ďTake me to see Mother,Ē my grandfather says.

I look around in a panic, but weíre alone. I help him up, and make the long, slow progress to my grandmotherís deep blue coffin. My grandfatherís hands shake, clutching his cane.

Together, we gaze at the beloved face, the still hands. Looking at her hands, unmoving for the first time, I realize sheís gone. Looking at my grandfatherís face, as he looks at the woman he loved for more than half a century, I wonder what he sees. What I see is that his eyes have lost their light forever.

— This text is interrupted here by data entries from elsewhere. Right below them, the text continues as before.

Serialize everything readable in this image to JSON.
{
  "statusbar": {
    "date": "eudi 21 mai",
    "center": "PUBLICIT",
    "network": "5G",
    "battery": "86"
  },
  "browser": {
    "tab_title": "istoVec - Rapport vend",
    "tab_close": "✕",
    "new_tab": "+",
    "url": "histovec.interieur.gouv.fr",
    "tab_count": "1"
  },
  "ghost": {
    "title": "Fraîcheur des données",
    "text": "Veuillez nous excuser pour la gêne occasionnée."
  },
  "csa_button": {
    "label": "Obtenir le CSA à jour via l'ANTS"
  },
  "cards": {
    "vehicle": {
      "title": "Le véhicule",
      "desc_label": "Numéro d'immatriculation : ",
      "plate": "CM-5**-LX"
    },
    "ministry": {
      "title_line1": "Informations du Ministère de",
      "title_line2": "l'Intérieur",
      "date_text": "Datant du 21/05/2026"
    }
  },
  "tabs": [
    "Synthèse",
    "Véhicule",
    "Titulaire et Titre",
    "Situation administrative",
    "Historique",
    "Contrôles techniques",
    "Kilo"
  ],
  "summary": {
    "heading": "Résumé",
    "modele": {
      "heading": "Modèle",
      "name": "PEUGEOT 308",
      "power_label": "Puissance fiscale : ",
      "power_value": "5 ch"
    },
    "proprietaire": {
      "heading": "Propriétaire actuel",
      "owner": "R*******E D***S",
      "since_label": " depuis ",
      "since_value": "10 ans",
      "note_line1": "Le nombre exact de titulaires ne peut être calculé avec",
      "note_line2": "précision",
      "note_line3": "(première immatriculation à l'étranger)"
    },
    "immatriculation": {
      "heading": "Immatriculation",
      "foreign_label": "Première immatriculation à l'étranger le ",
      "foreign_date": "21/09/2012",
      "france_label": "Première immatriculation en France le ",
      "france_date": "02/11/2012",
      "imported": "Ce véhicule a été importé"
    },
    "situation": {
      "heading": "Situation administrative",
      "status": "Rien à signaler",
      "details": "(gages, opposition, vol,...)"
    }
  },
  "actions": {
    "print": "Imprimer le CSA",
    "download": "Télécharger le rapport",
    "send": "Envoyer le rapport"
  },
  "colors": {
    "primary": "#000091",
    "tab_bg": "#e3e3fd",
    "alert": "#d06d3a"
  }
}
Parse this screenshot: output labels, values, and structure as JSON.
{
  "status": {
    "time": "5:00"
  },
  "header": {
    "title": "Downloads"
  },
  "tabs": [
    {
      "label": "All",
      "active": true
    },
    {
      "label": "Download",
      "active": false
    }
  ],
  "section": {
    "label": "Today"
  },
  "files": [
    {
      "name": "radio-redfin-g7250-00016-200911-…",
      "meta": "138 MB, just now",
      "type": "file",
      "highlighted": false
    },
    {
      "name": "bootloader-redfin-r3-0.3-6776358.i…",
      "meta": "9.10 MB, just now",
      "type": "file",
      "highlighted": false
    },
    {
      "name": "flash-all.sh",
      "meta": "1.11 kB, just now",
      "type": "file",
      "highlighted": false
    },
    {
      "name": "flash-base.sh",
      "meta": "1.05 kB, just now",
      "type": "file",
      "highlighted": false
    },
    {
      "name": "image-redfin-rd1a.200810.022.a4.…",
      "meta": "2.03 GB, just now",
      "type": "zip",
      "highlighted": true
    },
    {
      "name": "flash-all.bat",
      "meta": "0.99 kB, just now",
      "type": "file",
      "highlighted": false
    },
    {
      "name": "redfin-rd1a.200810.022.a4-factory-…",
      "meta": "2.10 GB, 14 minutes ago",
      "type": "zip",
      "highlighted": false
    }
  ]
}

07/25 Direct Link
The house seems silent without her bustling presence. She was always in motion. Even at dinner, sheíd perch on the edge of her chair, ready to fly up and get more food, another glass of water, a forgotten salt shaker. Yet she always had time for a hug, a story, to look through old photos and tell her granddaughter who the people were, caught forever in black and white.

After the funeral, her granddaughter walks through the still house, on a hot and dusty summer afternoon. She stops in front of the fireplace, where her grandmotherís birthday cards still stand.

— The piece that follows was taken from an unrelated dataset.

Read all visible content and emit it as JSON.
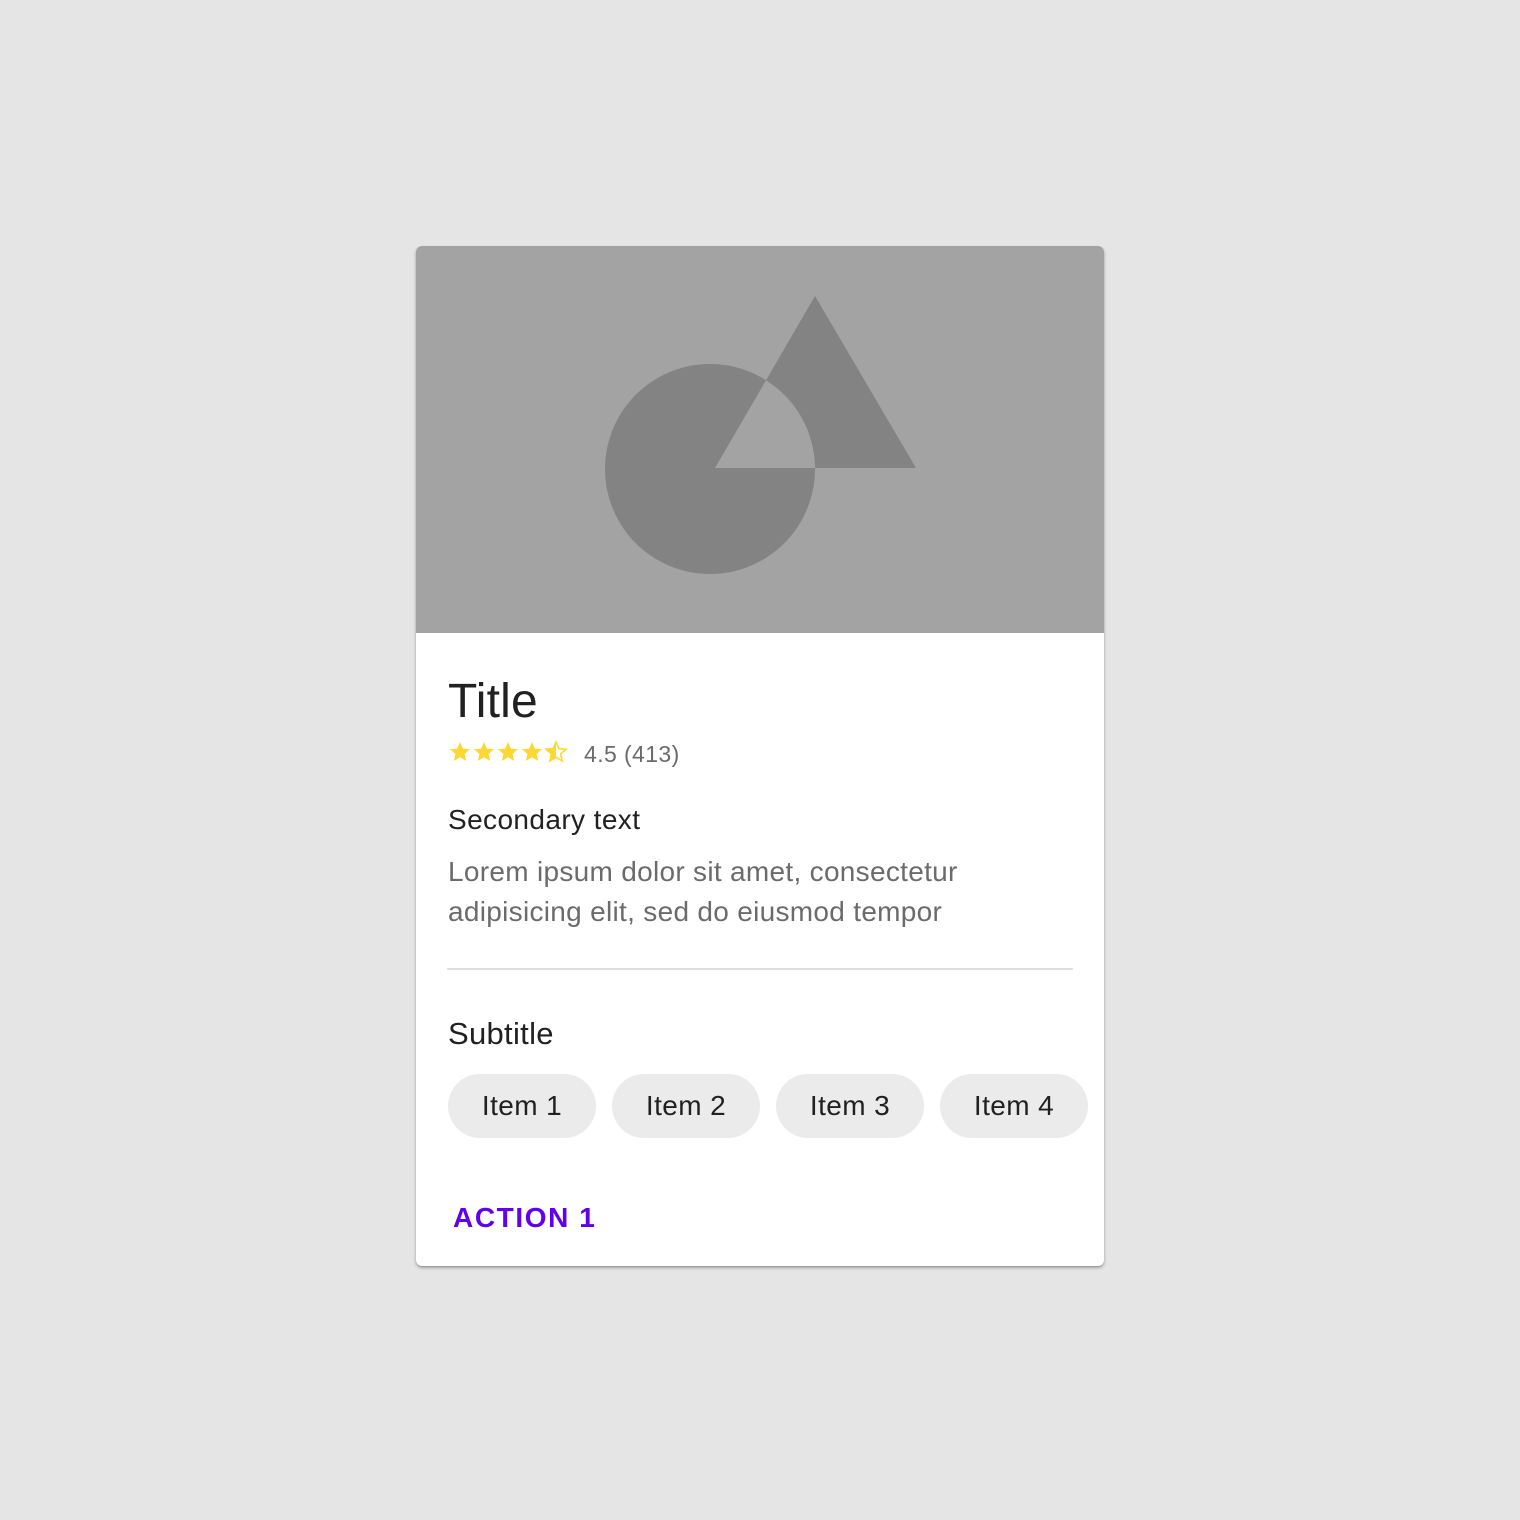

07/26 Direct Link
My grandfather comes to live with us, but weíre just a stop on his way to rejoin his wife. He lives a half-life of dreams and nightmares, shadowy visions. He thinks it's WWI again and heís AWOL, until my father calms him down. He doesnít recognize my mother, saying his daughter is a little girl. When he does recognize my mother, he tells her to go and ask her mother any question she has asked him. His green eyes are opaque, the sparkle and laughter gone with his adored wife. He joins her without regret just a few months later.
07/27 Direct Link
I think itís too early for these ads for school supplies. Itís cutting short the precious summer with thoughts of looming incarceration. It seems that kids go back to school earlier now. When I was a child, school ended pretty much around the time of the summer solstice. The next day would find us packed into the car and on our way to Maine for the summer. We wouldnít come back until Labor Day, school appropriately starting the next day. We had a long, luxurious summer ahead of us, the freedom of days we could fill any way we wanted.
07/28 Direct Link
Now I realize how lucky we were. We had a house on five acres of land (a gift to a Revolutionary War soldier in lieu of pay for his service to his newly-minted country), two cars, and my mother didnít work. We went to Maine for the summer, where my father worked at a marine biology lab, and often went to England to visit his parents. Now, a generation later, I canít hope for that lifestyle. Itís all I can do to pay the rent on my place in Oakland, and the only travel I can afford is for work.
07/29 Direct Link
Walking home from the store, Iím so busy looking at the vibrant morning glories across the street that I donít notice itís my turn to cross the street. A man leans out of truck window and says kindly, ďMiss, I wonít hit you, I swear,Ē and I come back to reality. I smile and thank him and walk across the intersection. A couple of blocks from my house, a girl zips by on a scooter calling out ďHiiiiiiiiii!Ē as she passes. Iím smiling when I reach home. My neighbor is outside and sniffs, ďIíd never walk home in this neighborhood.Ē
07/30 Direct Link
That summer, my grandmother and I picked all the crabapples we could reach from the tree in her front yard. The scent of the ripe fruit was sweet as we took it from the tree on a summer morning. We spent all day making jelly, and when we were finished, we had jars filled with clear, ruby-red preserves. We gathered them up and brought them to the cellar, where they joined the shelves of other preserves, winking jewel-like in the dim light. She grew up on a farm and lived through the Depression. Something to fall back on, she thought.
07/31 Direct Link
That summer, my grandmother and I cooked together. I learned to make my fatherís favorites. She told me about him as a boy while we separated eggs and whipped cream in the house he grew up in. She taught him how to cook so she knew where he was during WWII, knew he was safe. She told me of growing up in a flat over her fatherís butcher shop in London when Victoria was still Queen. She told me of going to work at Lloydís Bank and meeting my grandfather, who just then walked in and gave her a kiss.